Data records below:

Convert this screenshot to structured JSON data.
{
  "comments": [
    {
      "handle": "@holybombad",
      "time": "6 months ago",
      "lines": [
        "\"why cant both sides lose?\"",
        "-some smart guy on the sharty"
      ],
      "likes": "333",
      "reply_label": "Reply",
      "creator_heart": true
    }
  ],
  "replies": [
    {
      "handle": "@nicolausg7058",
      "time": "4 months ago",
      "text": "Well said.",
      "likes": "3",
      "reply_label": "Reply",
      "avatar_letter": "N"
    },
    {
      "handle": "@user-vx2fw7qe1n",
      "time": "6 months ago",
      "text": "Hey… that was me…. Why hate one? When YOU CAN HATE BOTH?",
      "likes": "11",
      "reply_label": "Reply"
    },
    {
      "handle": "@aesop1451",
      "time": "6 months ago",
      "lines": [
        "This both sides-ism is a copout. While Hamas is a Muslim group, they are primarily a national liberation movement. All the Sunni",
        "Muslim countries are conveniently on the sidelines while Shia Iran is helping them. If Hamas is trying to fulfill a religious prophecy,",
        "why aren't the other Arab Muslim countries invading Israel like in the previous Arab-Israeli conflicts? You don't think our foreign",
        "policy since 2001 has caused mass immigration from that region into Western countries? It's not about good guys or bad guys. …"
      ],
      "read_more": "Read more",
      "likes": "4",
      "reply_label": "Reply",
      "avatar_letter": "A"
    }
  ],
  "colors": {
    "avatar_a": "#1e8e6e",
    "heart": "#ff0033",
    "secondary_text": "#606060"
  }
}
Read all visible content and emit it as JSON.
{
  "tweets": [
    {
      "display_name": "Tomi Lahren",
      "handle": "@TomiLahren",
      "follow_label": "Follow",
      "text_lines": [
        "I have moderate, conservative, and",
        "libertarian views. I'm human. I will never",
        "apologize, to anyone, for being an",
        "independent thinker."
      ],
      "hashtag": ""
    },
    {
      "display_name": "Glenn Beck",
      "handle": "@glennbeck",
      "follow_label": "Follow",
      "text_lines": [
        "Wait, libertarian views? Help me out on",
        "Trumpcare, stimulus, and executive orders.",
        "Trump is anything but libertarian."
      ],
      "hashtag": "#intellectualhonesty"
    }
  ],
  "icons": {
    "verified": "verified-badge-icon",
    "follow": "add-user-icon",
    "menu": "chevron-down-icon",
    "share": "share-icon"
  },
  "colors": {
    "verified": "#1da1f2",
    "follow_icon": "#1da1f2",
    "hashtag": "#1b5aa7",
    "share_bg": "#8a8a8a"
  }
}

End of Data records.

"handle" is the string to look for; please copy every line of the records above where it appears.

The completed task:
      "handle": "@holybombad",
      "handle": "@nicolausg7058",
      "handle": "@user-vx2fw7qe1n",
      "handle": "@aesop1451",
      "handle": "@TomiLahren",
      "handle": "@glennbeck",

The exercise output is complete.